A tripped circuit breaker in the basement of D.C. police headquarters was responsible for the cutoff of all 911 emergency telephone lines and most police radio channels throughout the city for two hours Thursday night, officials said yesterday.
While workers sought to repair the District's emergency line, the 911 numbers in suburban Virginia and Maryland were overloaded by residents curious to learn if the system was working in their areas, police in various jurisdictions said.
Police Chief Maurice Turner has called for an investigation into who tripped the circuit breaker and why it took two hours to check whether it had been tripped. The circuit breaker is located in a locked room in the basement of police headquarters at 300 Indiana Ave. NW. "If we find out it was purposeful and we find out the individual who did it, we will prosecute," Turner said.
Elbert Ransom, assistant director of the D.C. Department of General Services, said his office is investigating the power failure. He said the problem could be electrical or a human error.
Currently, only the building engineers have a key to the locked room, Turner said. The lock on the door was changed yesterday and an alarm will be placed on the door to guard against unauthorized entry.
The incident also pointed out a weakness in the city's backup system, which was only strong enough to power the lights on the sixth floor, where the communications center is located, and two radio channels. The backup generator is set to generate full power only if there is a disruption of power outside the building, not inside, said Jim Battle, a public information officer with the District police.
He said it is not clear whether the generator can be altered.
Battle said the circuit-breaker switch was not checked immediately because the building engineers and representatives of Pepco "began their probe on the sixth floor the only portion of the building to lose power and worked their way down."
"That's what we'll check first from now on," said Battle.
District police devised a number of ways to deal with the loss of radio contact.

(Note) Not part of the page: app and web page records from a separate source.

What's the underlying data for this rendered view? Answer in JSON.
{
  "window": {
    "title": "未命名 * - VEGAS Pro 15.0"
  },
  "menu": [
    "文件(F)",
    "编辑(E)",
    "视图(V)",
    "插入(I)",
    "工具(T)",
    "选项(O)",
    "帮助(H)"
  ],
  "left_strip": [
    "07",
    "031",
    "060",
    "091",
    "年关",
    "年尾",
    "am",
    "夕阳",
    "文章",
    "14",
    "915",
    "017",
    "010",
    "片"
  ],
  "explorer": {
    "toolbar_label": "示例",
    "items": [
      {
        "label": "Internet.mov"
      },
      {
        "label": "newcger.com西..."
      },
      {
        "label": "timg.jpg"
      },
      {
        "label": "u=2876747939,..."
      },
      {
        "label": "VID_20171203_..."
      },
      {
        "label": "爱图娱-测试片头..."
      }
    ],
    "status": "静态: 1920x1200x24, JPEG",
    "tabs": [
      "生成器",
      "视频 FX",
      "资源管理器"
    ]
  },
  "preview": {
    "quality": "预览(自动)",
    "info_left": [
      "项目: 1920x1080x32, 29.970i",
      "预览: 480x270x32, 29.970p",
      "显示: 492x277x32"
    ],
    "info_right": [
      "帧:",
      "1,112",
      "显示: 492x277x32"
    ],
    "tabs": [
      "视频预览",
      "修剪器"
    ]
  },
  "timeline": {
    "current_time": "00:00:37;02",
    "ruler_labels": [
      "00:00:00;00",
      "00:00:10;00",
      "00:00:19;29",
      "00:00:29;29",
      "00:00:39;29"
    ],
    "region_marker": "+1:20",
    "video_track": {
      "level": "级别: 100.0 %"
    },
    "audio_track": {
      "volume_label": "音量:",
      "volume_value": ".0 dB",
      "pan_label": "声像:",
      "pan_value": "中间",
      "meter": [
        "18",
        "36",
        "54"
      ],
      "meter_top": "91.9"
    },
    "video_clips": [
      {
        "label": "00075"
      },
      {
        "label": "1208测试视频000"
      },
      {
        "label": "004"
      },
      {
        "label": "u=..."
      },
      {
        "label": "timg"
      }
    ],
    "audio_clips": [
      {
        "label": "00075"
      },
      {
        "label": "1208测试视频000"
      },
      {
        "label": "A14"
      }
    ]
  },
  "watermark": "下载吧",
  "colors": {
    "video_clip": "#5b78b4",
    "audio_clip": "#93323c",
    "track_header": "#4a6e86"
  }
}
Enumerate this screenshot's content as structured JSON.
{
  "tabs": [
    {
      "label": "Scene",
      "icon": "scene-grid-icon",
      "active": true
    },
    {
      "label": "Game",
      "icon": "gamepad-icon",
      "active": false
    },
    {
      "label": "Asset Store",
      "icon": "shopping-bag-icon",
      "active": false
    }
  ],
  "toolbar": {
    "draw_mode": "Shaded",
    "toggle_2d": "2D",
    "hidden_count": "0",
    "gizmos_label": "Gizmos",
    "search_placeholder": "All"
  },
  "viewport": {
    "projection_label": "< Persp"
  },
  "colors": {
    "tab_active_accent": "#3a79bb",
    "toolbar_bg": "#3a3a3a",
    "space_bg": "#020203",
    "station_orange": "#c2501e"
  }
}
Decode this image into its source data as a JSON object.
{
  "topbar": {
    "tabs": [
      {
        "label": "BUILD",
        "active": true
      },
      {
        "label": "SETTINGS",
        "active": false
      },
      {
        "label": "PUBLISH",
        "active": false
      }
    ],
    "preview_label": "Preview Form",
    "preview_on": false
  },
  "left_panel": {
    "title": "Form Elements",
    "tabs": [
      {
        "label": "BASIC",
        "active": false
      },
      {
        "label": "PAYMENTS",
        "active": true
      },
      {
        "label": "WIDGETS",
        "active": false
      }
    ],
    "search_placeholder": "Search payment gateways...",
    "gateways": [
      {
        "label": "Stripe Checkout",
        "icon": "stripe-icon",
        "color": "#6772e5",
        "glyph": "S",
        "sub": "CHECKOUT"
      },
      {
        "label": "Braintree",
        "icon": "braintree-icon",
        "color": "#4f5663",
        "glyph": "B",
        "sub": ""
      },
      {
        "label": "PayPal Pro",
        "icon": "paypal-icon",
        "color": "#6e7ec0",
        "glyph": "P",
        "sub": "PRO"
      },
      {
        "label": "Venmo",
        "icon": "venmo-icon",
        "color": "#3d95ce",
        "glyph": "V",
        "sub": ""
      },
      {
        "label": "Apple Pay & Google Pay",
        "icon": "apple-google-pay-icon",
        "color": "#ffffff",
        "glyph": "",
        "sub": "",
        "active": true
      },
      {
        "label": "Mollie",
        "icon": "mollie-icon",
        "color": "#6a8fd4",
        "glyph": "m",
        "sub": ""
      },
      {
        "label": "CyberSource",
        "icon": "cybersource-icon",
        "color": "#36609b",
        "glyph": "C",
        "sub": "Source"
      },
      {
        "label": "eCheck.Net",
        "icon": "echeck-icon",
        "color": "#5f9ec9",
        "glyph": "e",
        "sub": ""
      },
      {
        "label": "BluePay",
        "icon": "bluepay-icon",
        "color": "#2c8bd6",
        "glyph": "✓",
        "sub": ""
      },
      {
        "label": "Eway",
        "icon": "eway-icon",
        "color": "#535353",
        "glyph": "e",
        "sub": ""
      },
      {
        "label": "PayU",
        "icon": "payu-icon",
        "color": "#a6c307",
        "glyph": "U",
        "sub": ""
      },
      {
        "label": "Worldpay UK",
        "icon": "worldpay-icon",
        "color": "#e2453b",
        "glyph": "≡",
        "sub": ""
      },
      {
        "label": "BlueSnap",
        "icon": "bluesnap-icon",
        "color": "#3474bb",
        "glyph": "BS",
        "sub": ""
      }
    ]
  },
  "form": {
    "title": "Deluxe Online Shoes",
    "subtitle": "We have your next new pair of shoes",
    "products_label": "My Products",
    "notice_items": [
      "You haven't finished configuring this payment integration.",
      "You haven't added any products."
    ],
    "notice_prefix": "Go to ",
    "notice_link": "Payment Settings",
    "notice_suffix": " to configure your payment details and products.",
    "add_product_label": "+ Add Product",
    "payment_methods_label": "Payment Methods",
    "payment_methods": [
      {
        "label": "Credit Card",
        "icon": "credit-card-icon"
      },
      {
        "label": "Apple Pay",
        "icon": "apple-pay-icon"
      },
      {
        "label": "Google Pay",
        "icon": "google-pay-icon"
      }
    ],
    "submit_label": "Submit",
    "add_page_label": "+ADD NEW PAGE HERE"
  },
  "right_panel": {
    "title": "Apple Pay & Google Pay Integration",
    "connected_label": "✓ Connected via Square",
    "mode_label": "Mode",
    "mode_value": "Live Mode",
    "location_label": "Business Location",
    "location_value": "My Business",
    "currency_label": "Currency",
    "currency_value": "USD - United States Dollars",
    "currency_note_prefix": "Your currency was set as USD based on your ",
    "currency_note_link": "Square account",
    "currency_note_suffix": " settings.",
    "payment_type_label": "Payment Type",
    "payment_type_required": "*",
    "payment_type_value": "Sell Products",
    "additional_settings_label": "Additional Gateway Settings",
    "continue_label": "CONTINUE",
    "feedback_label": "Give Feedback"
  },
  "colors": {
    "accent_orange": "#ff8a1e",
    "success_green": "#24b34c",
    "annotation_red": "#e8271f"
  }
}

Local police stations used runners to carry notes with the assignments and destinations to the patrol cars waiting outside, Battle said. Some officers used hand-held, battery-operated radios.
"Thank God we had no real type of emergency," Battle said.
Suburban police said no emergencies appear to have been affected by the overload of calls they received after reports were broadcast about the District police's power problems.
"It was havoc in here for about two hours," said Col. Fenton Hinson, assistant shift commander of the Prince George's County police communications facility in Landover. "The TV said 911 was broken and everyone started testing their own lines."
Telephone emergency systems in Maryland automatically identify all telephone numbers that call 911, Hinson said, and Prince George's policy is for emergency operators to reach all callers, even those who hang up immediately, to determine if there is an emergency situation. "We had a lot of people just calling in and hanging up," Hinson said. "We're required to call back and check, so it was a lot of extra work."